Provided information:

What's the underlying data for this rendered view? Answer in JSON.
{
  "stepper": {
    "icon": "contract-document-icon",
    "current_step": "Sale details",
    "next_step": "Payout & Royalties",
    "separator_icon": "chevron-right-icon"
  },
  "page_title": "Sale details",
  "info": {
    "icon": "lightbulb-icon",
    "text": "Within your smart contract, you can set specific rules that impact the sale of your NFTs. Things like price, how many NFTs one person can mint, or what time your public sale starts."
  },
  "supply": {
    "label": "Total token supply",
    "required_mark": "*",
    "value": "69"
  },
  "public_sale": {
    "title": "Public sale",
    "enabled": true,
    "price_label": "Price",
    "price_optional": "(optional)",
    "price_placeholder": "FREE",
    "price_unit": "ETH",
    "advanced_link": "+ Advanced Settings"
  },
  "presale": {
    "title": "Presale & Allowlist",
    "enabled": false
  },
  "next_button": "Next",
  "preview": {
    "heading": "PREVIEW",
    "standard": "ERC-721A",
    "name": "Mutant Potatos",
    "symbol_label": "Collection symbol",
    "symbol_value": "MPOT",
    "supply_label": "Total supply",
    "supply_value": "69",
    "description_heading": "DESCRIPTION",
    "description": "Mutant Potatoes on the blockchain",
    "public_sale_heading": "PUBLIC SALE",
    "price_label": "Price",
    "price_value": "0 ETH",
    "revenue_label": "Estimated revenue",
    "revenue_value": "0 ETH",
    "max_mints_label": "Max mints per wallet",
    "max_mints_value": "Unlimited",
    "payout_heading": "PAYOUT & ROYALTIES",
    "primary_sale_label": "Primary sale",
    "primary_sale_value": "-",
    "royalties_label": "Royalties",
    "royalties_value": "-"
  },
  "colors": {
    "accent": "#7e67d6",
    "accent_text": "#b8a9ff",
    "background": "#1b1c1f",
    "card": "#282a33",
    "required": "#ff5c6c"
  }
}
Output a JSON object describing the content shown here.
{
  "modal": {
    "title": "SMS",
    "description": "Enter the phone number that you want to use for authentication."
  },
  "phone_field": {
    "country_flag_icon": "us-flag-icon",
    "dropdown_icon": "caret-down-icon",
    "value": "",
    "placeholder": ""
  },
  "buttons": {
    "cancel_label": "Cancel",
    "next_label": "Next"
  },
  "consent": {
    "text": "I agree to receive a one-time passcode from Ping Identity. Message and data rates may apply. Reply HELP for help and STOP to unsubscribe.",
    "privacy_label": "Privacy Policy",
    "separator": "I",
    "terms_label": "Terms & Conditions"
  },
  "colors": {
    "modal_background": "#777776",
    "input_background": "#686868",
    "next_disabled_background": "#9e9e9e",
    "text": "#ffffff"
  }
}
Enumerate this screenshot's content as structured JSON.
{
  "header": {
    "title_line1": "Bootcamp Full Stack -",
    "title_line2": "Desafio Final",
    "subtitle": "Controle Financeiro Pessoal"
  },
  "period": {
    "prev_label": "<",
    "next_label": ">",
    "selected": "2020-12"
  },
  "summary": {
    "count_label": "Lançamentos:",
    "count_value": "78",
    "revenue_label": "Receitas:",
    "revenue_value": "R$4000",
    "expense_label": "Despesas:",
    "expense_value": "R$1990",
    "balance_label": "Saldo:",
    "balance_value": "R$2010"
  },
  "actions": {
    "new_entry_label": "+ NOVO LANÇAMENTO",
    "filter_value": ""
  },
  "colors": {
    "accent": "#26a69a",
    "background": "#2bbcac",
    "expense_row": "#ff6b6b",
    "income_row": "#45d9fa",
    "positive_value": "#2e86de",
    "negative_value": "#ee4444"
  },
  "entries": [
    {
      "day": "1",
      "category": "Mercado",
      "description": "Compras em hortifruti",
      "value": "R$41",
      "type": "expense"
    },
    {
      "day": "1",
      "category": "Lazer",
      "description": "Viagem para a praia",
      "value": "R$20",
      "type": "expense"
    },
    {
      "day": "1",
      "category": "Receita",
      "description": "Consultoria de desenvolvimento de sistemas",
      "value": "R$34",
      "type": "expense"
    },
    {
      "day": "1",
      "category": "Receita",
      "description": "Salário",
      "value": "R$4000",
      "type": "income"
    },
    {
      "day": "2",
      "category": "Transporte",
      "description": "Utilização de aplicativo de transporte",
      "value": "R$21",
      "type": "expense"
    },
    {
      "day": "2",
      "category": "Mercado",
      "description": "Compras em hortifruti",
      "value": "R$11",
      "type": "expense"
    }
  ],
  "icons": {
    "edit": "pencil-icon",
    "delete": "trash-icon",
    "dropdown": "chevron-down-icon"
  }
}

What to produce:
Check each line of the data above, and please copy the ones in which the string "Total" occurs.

Exercise result:
    "label": "Total token supply",
    "supply_label": "Total supply",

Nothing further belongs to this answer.